A third person has been arrested in a  child neglect case in which a boy was found malnourished with life-threatening injuries.

Fayette Robinette, 58, of 9462 N. Ind. 19, #24, Etna Green, was arrested and booked into the Kosciusko County Jail at 2:50 a.m. today for neglect of a dependant with bodily injury, a level 3 felony. Her preliminary bond was set at $41,000.

Previously arrested in the case were Rune Star Springer, 24, of 1359 W. CR 800S, #103, Claypool, for neglect of a dependent with serious bodily injury, a level 3 felony; and Travis Wayne Tillotson, 38, of 1200 N. Main St., Apt. 103, Nappanee, for neglect of a dependent, a level 6 felony. Each of their preliminary bonds were set at $20,250.

A warrant for the arrest of Jammy Stacy, Etna Green, has been issued with her bond set at $200,000 surety and $250 cash.

At 9:16 p.m. March 2, Nappanee Police responded to a child in need of service at 1200 N. Main St., Apt. 103, Nappanee. Officers arrived to find a child who was in need of medical attention, according to court documents. Officers identified the mother as Springer.

Springer told officers she did not cause the injuries to the child and that the child had been in the care of another woman, Stacy, for about a year. Stacy dropped the boy off at Springer’s house on March 1 with visible injuries.

Springer said she did not call the police immediately because Stacy said they would both be arrested for child abuse. The boy was taken to Parkview Hospital in Fort Wayne for treatment.

Officers spoke with Tillotson who said it was the first time he had seen the child in over a year. He said he was shocked to see the injuries to the child, but didn’t take him to a doctor for medical treatment because Stacy had told them they would all be arrested.

Tillotson said he told Stacy that the child was very thin and Stacy claimed doctors said he was healthy. He said anyone who looked at the child would know he was in bad shape. He said he wanted to take the boy in for medical treatment but Springer convinced him not to. He told Springer that if Stacy did not come and pick him up she should call police.

Parkview medical staff said the child had visible injuries in many stages of healing. He had multiple pieces of scalp missing, ranging from a half inch to 2 inches. His septum on his nose had been cut deeply and was starting to heal; those tending to him found what appeared to be fingernails dug into his left cheek that were scabbed over; skin was missing from the bridge of his nose and scabbed over; his arms were broken in multiple places and in different stages of healing; arm sockets were broken and the child was unable to raise his hands over his shoulders; his teeth were broken from trauma; his lower lip had been cut deep and was almost healed, leaving scarring; and he was extremely underweight and had hematomas to the head. The child also was malnourished.

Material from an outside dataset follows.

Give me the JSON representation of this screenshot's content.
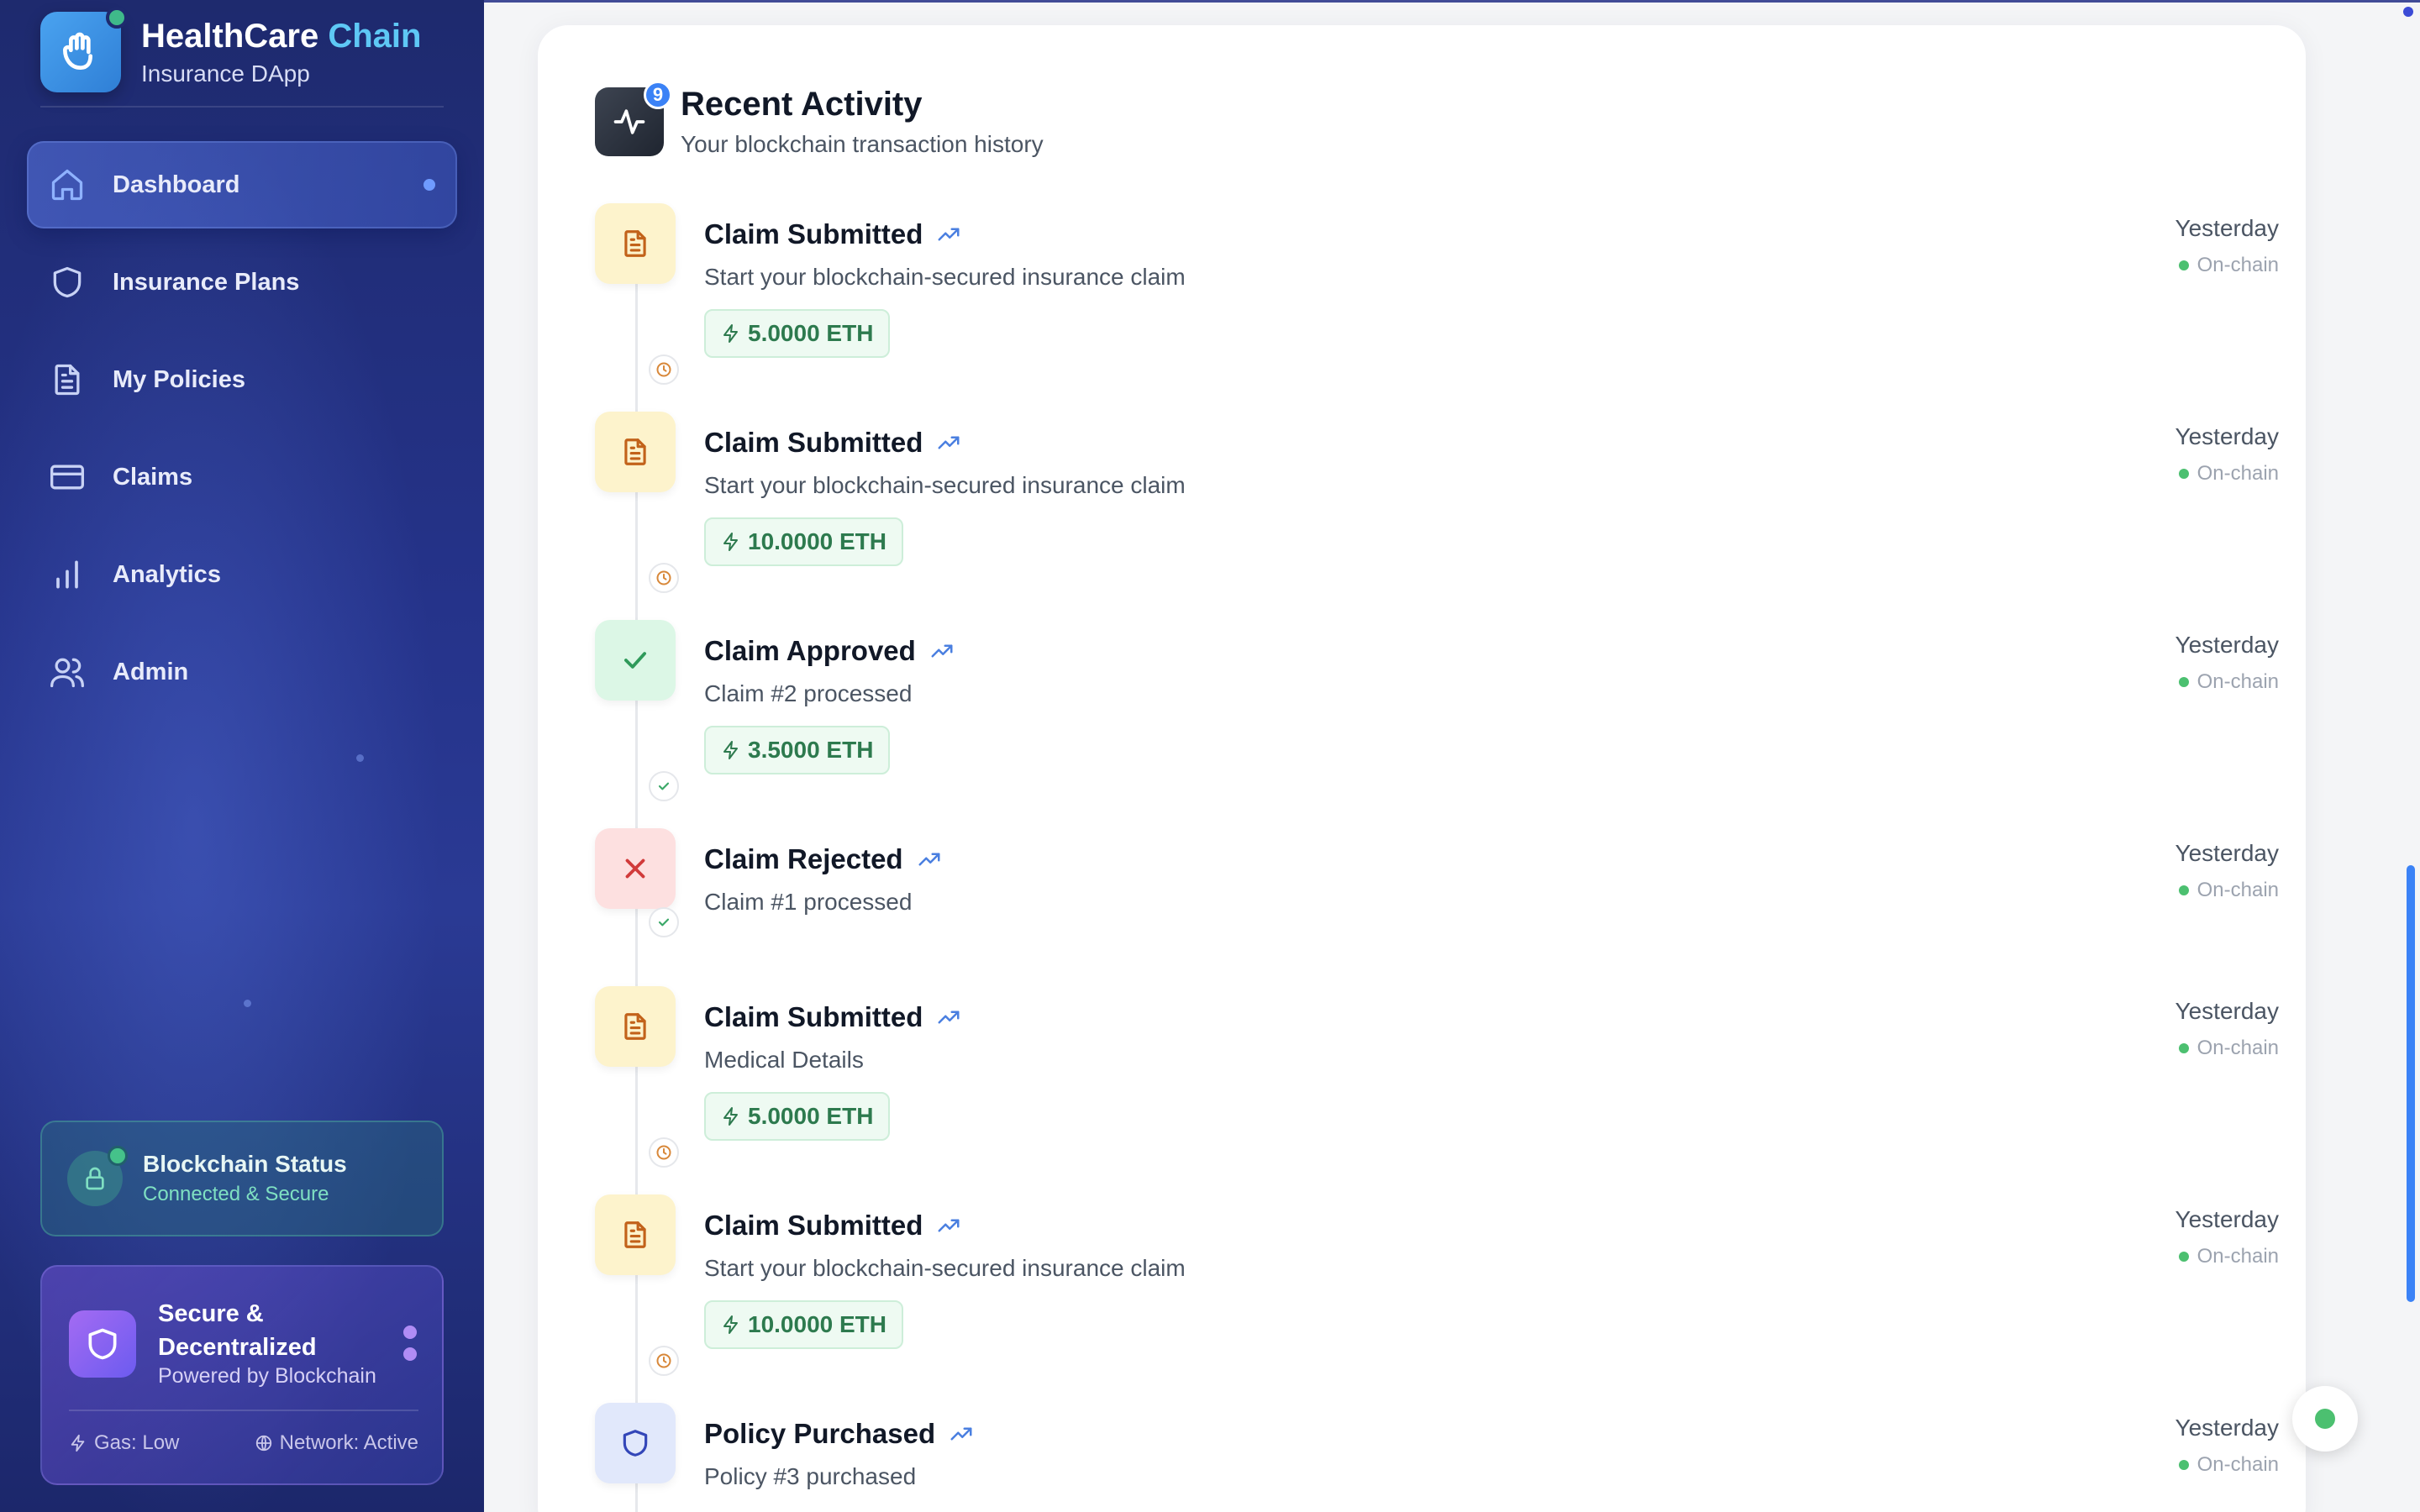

Kosciusko County Sheriff’s Department deputy Kevin Gelbaugh spoke with a doctor who said the child’s injuries were life-threatening and were not accidental by nature. The doctor said injuries to the child appeared to range from several months old to a few days old.

The doctor said if the child had not gotten treatment, he would have died within 48 hours. Furthermore, the injuries appeared to be the result of prolonged child abuse.

The doctor also said the broken bones in the child’s arms appear to be less than six months old, and the nose and scalp injuries are less than a few days old. He said the child had several head injuries that caused bleeding on the brain and were life-threatening.

Gelbaugh learned during the investigation that the child had been brought back to his biological mother – Springer – and stepfather – Tillotson – at Tillotson’s Nappanee home on March 1 by the woman.

Officers conducted interviews with the child, Springer, Stacy and the woman’s mother, Annette Priestly, and determined that Springer had taken the child to Stacy in October to live with her. The child lived with Stacy while Springer would come to Stacy’s residence for an occasional visit, with the last being in December.

Gelbaugh spoke with Stacy who said she was the sole caregiver for the child from October to March 1. She said the child would stay the night on occasion with her aunt, Robinette, and also said she had visited Priestly regularly in that time. She said she knew she should have gotten the child medical attention and would have if the child had been her own.

Stacy provided her cell phone number and gave officers consent to search the phone. In photographs on the phone, which were dated, they show injuries to the child were sustained in the time period that Stacy said she was the sole caregiver. The time stamps also show that Priestly and Robinette would have had contact with the child in the time his injuries were visible and in his state of malnourishment.